Car rental companies have played a major role in increasing the ease of travel whether it be for business or pleasure. The ability to rent a vehicle of nearly any style, model and size at a reasonable rate has been a blessing for travelers world-wide. The process of actually renting a car, however, can be as troublesome as purchasing one.
Here are some tips and advice to help you avoid car rental “contract shock”. First, you need to know that car rental agencies have four basic, but very different ways of charging for their vehicles: daily rates with mileage billed as an extra; daily rates with a limited number of free miles per day; daily rates with unlimited mileage; and a varying rate that has free mileage over an extended period of time.
Another important consideration when renting a car is the length of time that you will need the vehicle. If it is less than a week, you will probably find better rates with a nation-wide company like Avis, Alamo, Budget, Dollar, Enterprise, Thrifty or Hertz. If, however, you need a rental car for more than a week you may get lower rates from local companies, specifically vehicle dealers.
Thirdly, be aware that the basic rate you see advertised in bold print in magazine and television ads are usually just the tip of the iceberg when in comes to the true cost of renting a car. Extra fees, usually in the form of taxes, can add to the total bill quite rapidly. Sales taxes, airport taxes, concession fees, vehicle leasing fees and drop-off fees usually do not show up when you are given a base rental rate.

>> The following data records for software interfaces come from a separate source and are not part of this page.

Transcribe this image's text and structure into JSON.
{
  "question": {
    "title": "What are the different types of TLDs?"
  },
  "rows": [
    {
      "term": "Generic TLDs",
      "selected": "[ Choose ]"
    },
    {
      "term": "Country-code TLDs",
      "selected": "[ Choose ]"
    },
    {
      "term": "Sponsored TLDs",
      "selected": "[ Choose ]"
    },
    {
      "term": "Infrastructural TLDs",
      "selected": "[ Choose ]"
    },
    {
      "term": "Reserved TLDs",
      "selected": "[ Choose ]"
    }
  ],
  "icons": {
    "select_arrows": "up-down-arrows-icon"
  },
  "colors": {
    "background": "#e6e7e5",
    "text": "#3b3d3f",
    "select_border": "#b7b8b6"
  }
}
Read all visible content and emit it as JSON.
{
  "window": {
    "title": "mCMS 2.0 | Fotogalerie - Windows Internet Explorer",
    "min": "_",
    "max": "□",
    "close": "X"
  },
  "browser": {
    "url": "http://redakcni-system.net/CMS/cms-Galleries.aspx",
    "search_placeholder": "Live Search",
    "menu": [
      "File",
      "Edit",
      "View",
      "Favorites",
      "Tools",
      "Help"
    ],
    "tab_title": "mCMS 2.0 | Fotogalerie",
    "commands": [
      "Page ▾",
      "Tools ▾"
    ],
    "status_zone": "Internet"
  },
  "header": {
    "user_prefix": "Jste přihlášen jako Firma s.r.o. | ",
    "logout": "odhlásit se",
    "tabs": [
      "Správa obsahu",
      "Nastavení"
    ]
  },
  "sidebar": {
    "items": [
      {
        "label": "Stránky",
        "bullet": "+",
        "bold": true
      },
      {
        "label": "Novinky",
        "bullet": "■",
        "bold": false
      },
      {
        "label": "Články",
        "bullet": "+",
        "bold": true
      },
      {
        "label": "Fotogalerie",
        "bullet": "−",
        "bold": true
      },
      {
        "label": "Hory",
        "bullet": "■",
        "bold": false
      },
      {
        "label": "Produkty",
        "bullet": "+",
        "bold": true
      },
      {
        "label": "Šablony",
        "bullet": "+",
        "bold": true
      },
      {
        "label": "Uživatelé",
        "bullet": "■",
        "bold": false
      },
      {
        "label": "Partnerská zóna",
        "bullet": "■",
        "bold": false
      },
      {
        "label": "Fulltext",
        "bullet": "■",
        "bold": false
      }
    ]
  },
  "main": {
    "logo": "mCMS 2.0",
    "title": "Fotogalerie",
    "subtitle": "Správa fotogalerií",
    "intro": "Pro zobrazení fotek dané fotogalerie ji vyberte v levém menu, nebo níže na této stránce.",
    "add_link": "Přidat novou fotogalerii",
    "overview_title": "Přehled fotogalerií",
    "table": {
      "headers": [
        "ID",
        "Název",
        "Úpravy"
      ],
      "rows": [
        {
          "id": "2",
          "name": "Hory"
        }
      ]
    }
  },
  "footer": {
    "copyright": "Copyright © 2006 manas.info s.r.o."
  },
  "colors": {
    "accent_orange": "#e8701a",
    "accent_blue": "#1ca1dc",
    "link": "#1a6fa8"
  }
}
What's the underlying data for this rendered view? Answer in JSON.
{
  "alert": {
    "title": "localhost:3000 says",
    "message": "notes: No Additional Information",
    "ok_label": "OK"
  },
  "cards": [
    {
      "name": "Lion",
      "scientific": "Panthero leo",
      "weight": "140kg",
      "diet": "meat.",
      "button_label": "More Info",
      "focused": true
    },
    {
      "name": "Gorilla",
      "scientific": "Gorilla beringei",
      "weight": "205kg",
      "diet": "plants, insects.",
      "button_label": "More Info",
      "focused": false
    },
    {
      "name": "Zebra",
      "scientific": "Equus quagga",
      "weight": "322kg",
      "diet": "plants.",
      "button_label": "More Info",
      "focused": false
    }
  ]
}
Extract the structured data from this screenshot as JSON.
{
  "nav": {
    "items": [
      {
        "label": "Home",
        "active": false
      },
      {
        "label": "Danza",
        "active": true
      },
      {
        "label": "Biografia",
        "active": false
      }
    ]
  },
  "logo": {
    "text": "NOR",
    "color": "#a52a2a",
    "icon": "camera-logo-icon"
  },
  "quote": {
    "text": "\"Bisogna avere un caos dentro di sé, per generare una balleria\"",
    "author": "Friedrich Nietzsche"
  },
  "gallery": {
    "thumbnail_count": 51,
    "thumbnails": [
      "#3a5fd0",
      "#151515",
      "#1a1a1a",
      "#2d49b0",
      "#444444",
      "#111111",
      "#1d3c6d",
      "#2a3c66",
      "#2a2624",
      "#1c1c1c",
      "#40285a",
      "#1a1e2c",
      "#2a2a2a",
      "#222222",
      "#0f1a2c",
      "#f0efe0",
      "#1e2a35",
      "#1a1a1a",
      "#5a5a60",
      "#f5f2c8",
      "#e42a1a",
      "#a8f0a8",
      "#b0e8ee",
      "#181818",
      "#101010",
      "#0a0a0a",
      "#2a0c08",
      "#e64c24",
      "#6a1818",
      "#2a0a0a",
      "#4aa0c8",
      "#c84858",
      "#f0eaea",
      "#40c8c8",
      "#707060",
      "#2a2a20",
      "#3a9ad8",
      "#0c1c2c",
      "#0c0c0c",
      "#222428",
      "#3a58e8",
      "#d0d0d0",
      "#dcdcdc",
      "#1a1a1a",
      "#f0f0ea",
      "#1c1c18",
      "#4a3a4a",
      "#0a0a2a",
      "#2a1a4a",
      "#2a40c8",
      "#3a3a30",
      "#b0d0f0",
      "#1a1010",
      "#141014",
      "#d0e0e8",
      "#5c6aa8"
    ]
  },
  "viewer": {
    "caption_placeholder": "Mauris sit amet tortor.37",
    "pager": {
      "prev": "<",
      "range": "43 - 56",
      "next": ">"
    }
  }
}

Also be alert to the fact that another major cost of renting a car is the insurance which the company will attempt to try to sell you. The term “insurance,” by the way, is not quite accurate since rental car agencies are not licensed to sell insurance. What they are really selling you are waivers, so that you are not on the hook for any damage caused by an accident. Your personal car insurance may cover any damages, but they might not! Call your auto insurer before you rent and ask about insurance coverage on rental vehicles.
There are also a variety of options concerning fueling plans. You can prepay for a full tank of gas at the time of rental (but you may not use the full tank). The most expensive option is to return the car with an empty tank because you will be charged about $5 a gallon in addition to a re-filling fee. Your most economical choice–pay only for the gas you actually use. Make sure the tank is full when you take possession of the car and then leave yourself enough time to refill the tank with reasonably-priced gas near the airport or the return location when you have ended your journey.
Always comparison shop, even on the Web. Ask about special discounts for membership in national organizations like AAA or AARP. Special rates may apply for frequent flier card members or certain credit card holders.
Finally, be careful to plan pick-up and return times so you will not be charged for an extra day. Best wishes for safe travel!